■ **SUPPLIED MATERIAL**:
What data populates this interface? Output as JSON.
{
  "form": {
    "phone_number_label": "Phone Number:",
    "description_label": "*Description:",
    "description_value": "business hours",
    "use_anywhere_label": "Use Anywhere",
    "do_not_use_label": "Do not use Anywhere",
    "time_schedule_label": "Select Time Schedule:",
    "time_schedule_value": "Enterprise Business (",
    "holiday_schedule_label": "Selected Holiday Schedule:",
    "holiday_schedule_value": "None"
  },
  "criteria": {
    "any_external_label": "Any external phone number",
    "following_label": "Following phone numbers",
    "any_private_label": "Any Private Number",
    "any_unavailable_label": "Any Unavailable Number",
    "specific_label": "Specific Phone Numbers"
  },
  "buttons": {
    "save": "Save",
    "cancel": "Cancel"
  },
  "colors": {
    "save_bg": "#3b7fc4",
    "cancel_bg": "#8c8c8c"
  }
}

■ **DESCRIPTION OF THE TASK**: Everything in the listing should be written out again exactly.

■ **EXERCISE ANSWER**:
What data populates this interface? Output as JSON.
{
  "form": {
    "phone_number_label": "Phone Number:",
    "description_label": "*Description:",
    "description_value": "business hours",
    "use_anywhere_label": "Use Anywhere",
    "do_not_use_label": "Do not use Anywhere",
    "time_schedule_label": "Select Time Schedule:",
    "time_schedule_value": "Enterprise Business (",
    "holiday_schedule_label": "Selected Holiday Schedule:",
    "holiday_schedule_value": "None"
  },
  "criteria": {
    "any_external_label": "Any external phone number",
    "following_label": "Following phone numbers",
    "any_private_label": "Any Private Number",
    "any_unavailable_label": "Any Unavailable Number",
    "specific_label": "Specific Phone Numbers"
  },
  "buttons": {
    "save": "Save",
    "cancel": "Cancel"
  },
  "colors": {
    "save_bg": "#3b7fc4",
    "cancel_bg": "#8c8c8c"
  }
}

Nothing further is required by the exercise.